### Working data
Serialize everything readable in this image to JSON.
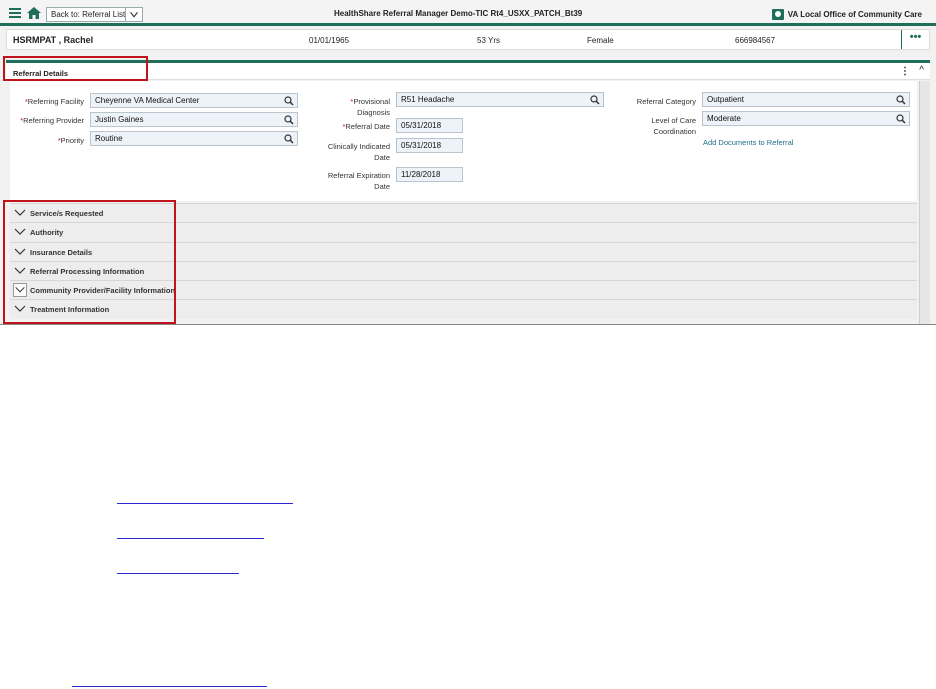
{
  "topbar": {
    "back_label": "Back to: Referral List",
    "app_title": "HealthShare Referral Manager Demo-TIC Rt4_USXX_PATCH_Bt39",
    "org_label": "VA Local Office of Community Care",
    "icons": {
      "menu": "hamburger-icon",
      "home": "home-icon",
      "caret": "chevron-down-icon",
      "org": "contact-card-icon"
    }
  },
  "patient": {
    "name": "HSRMPAT , Rachel",
    "dob": "01/01/1965",
    "age": "53 Yrs",
    "sex": "Female",
    "id": "666984567",
    "more": "•••"
  },
  "referral_details": {
    "title": "Referral Details",
    "kebab": "⋮",
    "collapse": "^",
    "fields": {
      "referring_facility": {
        "label": "Referring Facility",
        "value": "Cheyenne VA Medical Center"
      },
      "referring_provider": {
        "label": "Referring Provider",
        "value": "Justin Gaines"
      },
      "priority": {
        "label": "Priority",
        "value": "Routine"
      },
      "provisional_diagnosis": {
        "label_1": "Provisional",
        "label_2": "Diagnosis",
        "value": "R51 Headache"
      },
      "referral_date": {
        "label": "Referral Date",
        "value": "05/31/2018"
      },
      "clinically_indicated_date": {
        "label_1": "Clinically Indicated",
        "label_2": "Date",
        "value": "05/31/2018"
      },
      "referral_expiration_date": {
        "label_1": "Referral Expiration",
        "label_2": "Date",
        "value": "11/28/2018"
      },
      "referral_category": {
        "label": "Referral Category",
        "value": "Outpatient"
      },
      "level_of_care": {
        "label_1": "Level of Care",
        "label_2": "Coordination",
        "value": "Moderate"
      }
    },
    "add_documents": "Add Documents to Referral",
    "required_marker": "*"
  },
  "accordion": [
    {
      "label": "Service/s Requested"
    },
    {
      "label": "Authority"
    },
    {
      "label": "Insurance Details"
    },
    {
      "label": "Referral Processing Information"
    },
    {
      "label": "Community Provider/Facility Information"
    },
    {
      "label": "Treatment Information"
    }
  ],
  "colors": {
    "accent": "#1f6e5a",
    "highlight": "#c0141c",
    "link": "#2a2ad0"
  }
}
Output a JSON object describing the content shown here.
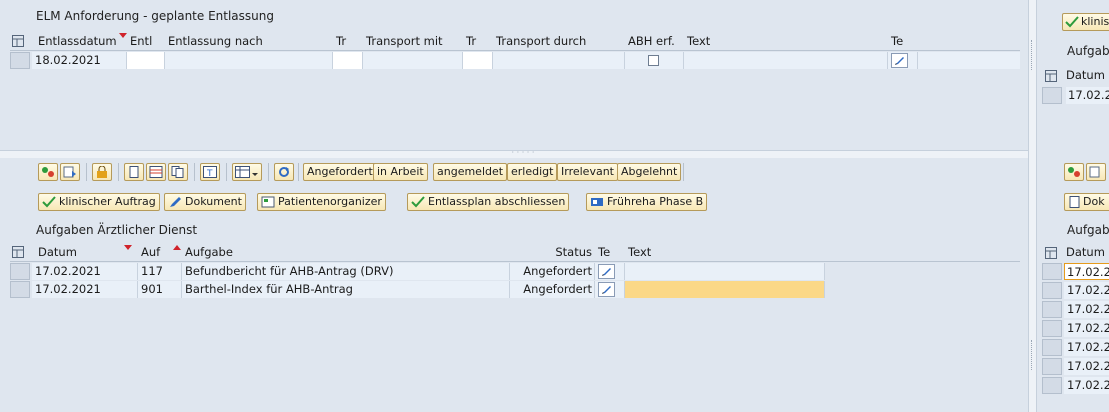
{
  "top_panel": {
    "title": "ELM Anforderung - geplante Entlassung",
    "columns": [
      "Entlassdatum",
      "Entl",
      "Entlassung nach",
      "Tr",
      "Transport mit",
      "Tr",
      "Transport durch",
      "ABH erf.",
      "Text",
      "Te"
    ],
    "row": {
      "entlassdatum": "18.02.2021",
      "abh_erf": false
    }
  },
  "toolbar": {
    "status_buttons": [
      "Angefordert",
      "in Arbeit",
      "angemeldet",
      "erledigt",
      "Irrelevant",
      "Abgelehnt"
    ],
    "action_buttons": [
      "klinischer Auftrag",
      "Dokument",
      "Patientenorganizer",
      "Entlassplan abschliessen",
      "Frühreha Phase B"
    ]
  },
  "bottom_panel": {
    "title": "Aufgaben Ärztlicher Dienst",
    "columns": [
      "Datum",
      "Auf",
      "Aufgabe",
      "Status",
      "Te",
      "Text"
    ],
    "rows": [
      {
        "datum": "17.02.2021",
        "auf": "117",
        "aufgabe": "Befundbericht für AHB-Antrag (DRV)",
        "status": "Angefordert",
        "text": ""
      },
      {
        "datum": "17.02.2021",
        "auf": "901",
        "aufgabe": "Barthel-Index für AHB-Antrag",
        "status": "Angefordert",
        "text": ""
      }
    ]
  },
  "right_panel": {
    "top_button": "klinis",
    "top_title": "Aufgabe",
    "top_header": "Datum",
    "top_row": "17.02.2",
    "mid_button": "Dok",
    "bottom_title": "Aufgab",
    "bottom_header": "Datum",
    "bottom_rows": [
      "17.02.2",
      "17.02.2",
      "17.02.2",
      "17.02.2",
      "17.02.2",
      "17.02.2",
      "17.02.2"
    ]
  }
}
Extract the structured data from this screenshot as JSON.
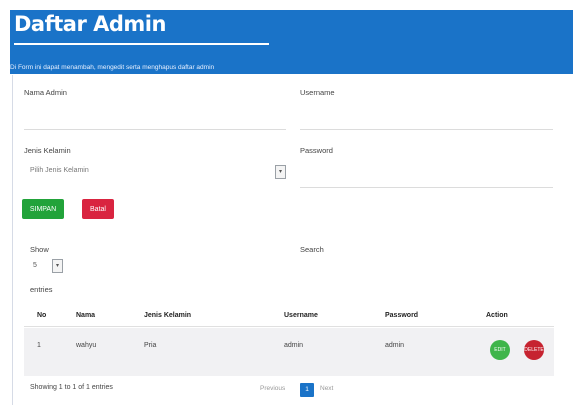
{
  "header": {
    "title": "Daftar Admin",
    "description": "Di Form ini dapat menambah, mengedit serta menghapus daftar admin"
  },
  "form": {
    "nama_label": "Nama Admin",
    "username_label": "Username",
    "jk_label": "Jenis Kelamin",
    "jk_placeholder": "Pilih Jenis Kelamin",
    "password_label": "Password",
    "save_label": "SIMPAN",
    "cancel_label": "Batal"
  },
  "table_controls": {
    "show_label": "Show",
    "length_value": "5",
    "entries_label": "entries",
    "search_label": "Search"
  },
  "table": {
    "columns": [
      "No",
      "Nama",
      "Jenis Kelamin",
      "Username",
      "Password",
      "Action"
    ],
    "rows": [
      {
        "no": "1",
        "nama": "wahyu",
        "jk": "Pria",
        "username": "admin",
        "password": "admin"
      }
    ],
    "edit_label": "EDIT",
    "delete_label": "DELETE"
  },
  "footer": {
    "info": "Showing 1 to 1 of 1 entries",
    "prev_label": "Previous",
    "current_page": "1",
    "next_label": "Next"
  },
  "colors": {
    "header_bg": "#1a73c8",
    "save": "#22a33a",
    "cancel": "#d92440",
    "edit": "#3fb54a",
    "delete": "#c62330"
  },
  "icons": [
    "chevron-down-icon",
    "edit-icon",
    "delete-icon"
  ]
}
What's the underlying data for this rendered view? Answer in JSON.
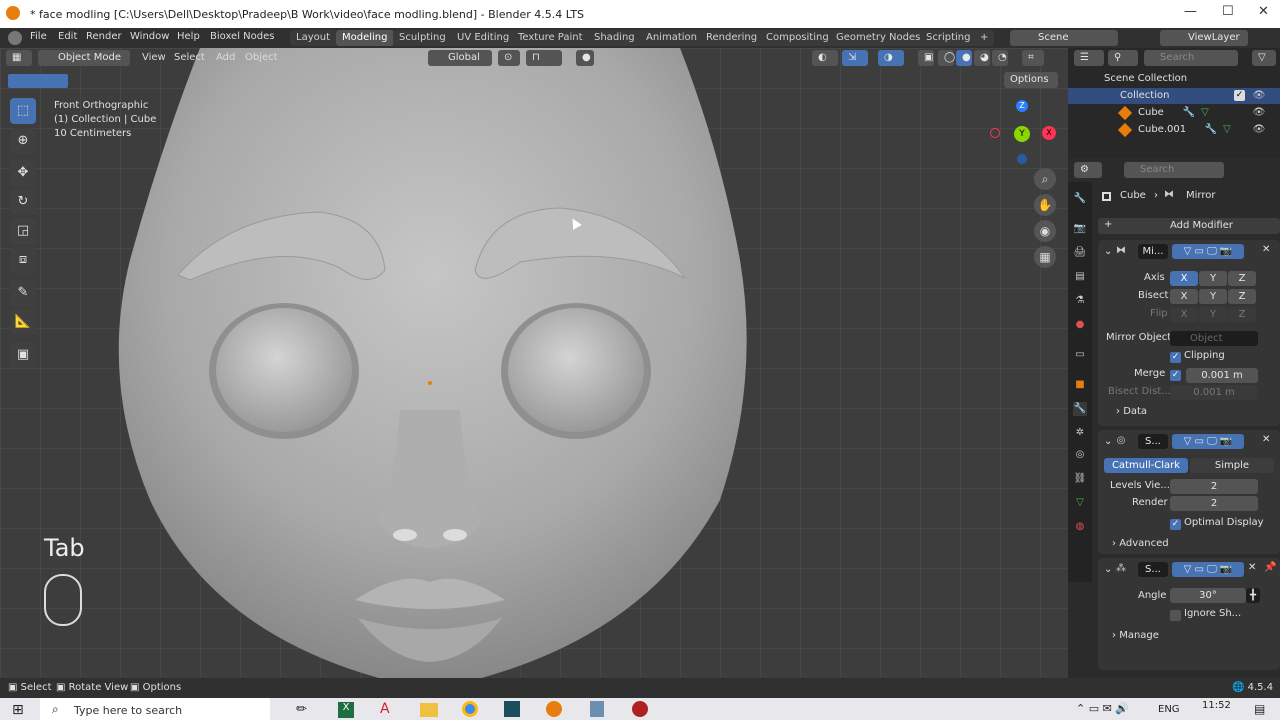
{
  "window": {
    "title": "* face modling [C:\\Users\\Dell\\Desktop\\Pradeep\\B Work\\video\\face modling.blend] - Blender 4.5.4 LTS"
  },
  "menubar": {
    "items": [
      "File",
      "Edit",
      "Render",
      "Window",
      "Help",
      "Bioxel Nodes"
    ]
  },
  "workspaces": [
    "Layout",
    "Modeling",
    "Sculpting",
    "UV Editing",
    "Texture Paint",
    "Shading",
    "Animation",
    "Rendering",
    "Compositing",
    "Geometry Nodes",
    "Scripting"
  ],
  "active_workspace": "Modeling",
  "scene": "Scene",
  "view_layer": "ViewLayer",
  "viewport": {
    "mode": "Object Mode",
    "menus": [
      "View",
      "Select",
      "Add",
      "Object"
    ],
    "transform": "Global",
    "options_label": "Options",
    "info": {
      "view": "Front Orthographic",
      "collection": "(1) Collection | Cube",
      "scale": "10 Centimeters"
    },
    "key_overlay": "Tab",
    "gizmo": {
      "z": "Z",
      "y": "Y",
      "x": "X"
    }
  },
  "outliner": {
    "search_placeholder": "Search",
    "root": "Scene Collection",
    "collection": "Collection",
    "items": [
      "Cube",
      "Cube.001"
    ]
  },
  "properties": {
    "search_placeholder": "Search",
    "breadcrumb_object": "Cube",
    "breadcrumb_modifier": "Mirror",
    "add_modifier": "Add Modifier",
    "mirror": {
      "name": "Mi...",
      "axis_label": "Axis",
      "bisect_label": "Bisect",
      "flip_label": "Flip",
      "axes": [
        "X",
        "Y",
        "Z"
      ],
      "mirror_object_label": "Mirror Object",
      "mirror_object_placeholder": "Object",
      "clipping_label": "Clipping",
      "merge_label": "Merge",
      "merge_value": "0.001 m",
      "bisect_dist_label": "Bisect Dist...",
      "bisect_dist_value": "0.001 m",
      "data_label": "Data"
    },
    "subsurf": {
      "name": "S...",
      "catmull": "Catmull-Clark",
      "simple": "Simple",
      "levels_label": "Levels Vie...",
      "levels_value": "2",
      "render_label": "Render",
      "render_value": "2",
      "optimal_label": "Optimal Display",
      "advanced_label": "Advanced"
    },
    "smooth": {
      "name": "S...",
      "angle_label": "Angle",
      "angle_value": "30°",
      "ignore_label": "Ignore Sh...",
      "manage_label": "Manage"
    }
  },
  "statusbar": {
    "select": "Select",
    "rotate": "Rotate View",
    "options": "Options",
    "version": "4.5.4"
  },
  "taskbar": {
    "search_placeholder": "Type here to search",
    "lang": "ENG",
    "time": "11:52"
  }
}
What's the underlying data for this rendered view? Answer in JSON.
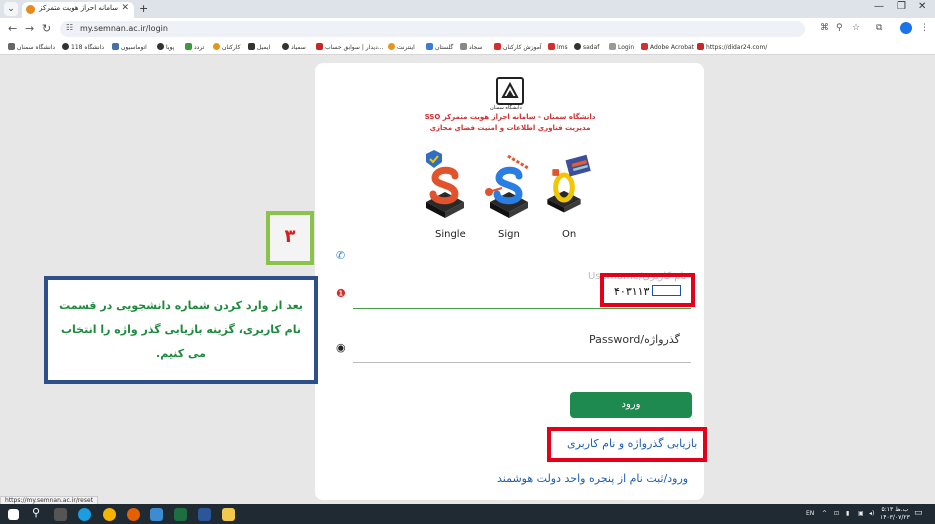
{
  "browser": {
    "tab_title": "سامانه احراز هویت متمرکز SSO -",
    "url": "my.semnan.ac.ir/login",
    "bookmarks": [
      "دانشگاه سمنان",
      "118 دانشگاه",
      "اتوماسیون",
      "پویا",
      "تردد",
      "کارکنان",
      "ایمیل",
      "سمیاد",
      "دیدار | سوابق حساب...",
      "اینترنت",
      "گلستان",
      "سجاد",
      "آموزش کارکنان",
      "lms",
      "sadaf",
      "Login",
      "Adobe Acrobat",
      "https://didar24.com/"
    ]
  },
  "card": {
    "logo_caption": "دانشگاه سمنان",
    "org_line1": "دانشگاه سمنان - سامانه احراز هویت متمرکز SSO",
    "org_line2": "مدیریت فناوری اطلاعات و امنیت فضای مجازی",
    "sso_labels": [
      "Single",
      "Sign",
      "On"
    ],
    "username_label": "Username/نام کاربری",
    "username_value": "۴۰۳۱۱۳",
    "password_label": "Password/گذرواژه",
    "login_button": "ورود",
    "reset_link": "بازیابی گذرواژه و نام کاربری",
    "gov_link": "ورود/ثبت نام از پنجره واحد دولت هوشمند"
  },
  "annotation": {
    "step_number": "۳",
    "note": "بعد از وارد کردن شماره دانشجویی در قسمت نام کاربری، گزینه بازیابی گذر واژه را انتخاب می کنیم."
  },
  "status_url": "https://my.semnan.ac.ir/reset",
  "taskbar": {
    "language": "EN",
    "time": "۵:۱۳ ب.ظ",
    "date": "۱۴۰۳/۰۷/۲۳"
  }
}
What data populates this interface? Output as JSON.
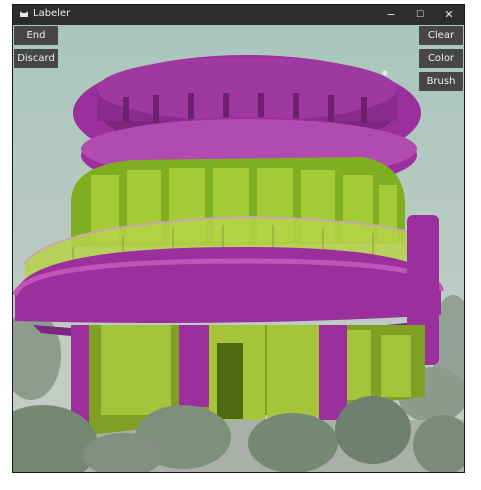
{
  "window": {
    "title": "Labeler",
    "icon": "cat-icon",
    "controls": {
      "minimize": "−",
      "maximize": "☐",
      "close": "✕"
    }
  },
  "toolbar_left": {
    "end_label": "End",
    "discard_label": "Discard"
  },
  "toolbar_right": {
    "clear_label": "Clear",
    "color_label": "Color",
    "brush_label": "Brush"
  },
  "colors": {
    "mask_purple": "#9b2f9c",
    "mask_green": "#8fc21f",
    "button_bg": "#464646",
    "titlebar_bg": "#2d2d2d"
  }
}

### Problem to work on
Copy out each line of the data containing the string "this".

### Task solution
Serialize everything readable in this image to JSON.
Extract the structured data from this screenshot as JSON.
What's the underlying data for this rendered view? Answer in JSON.
What's the underlying data for this rendered view? Answer in JSON.
What data populates this interface? Output as JSON.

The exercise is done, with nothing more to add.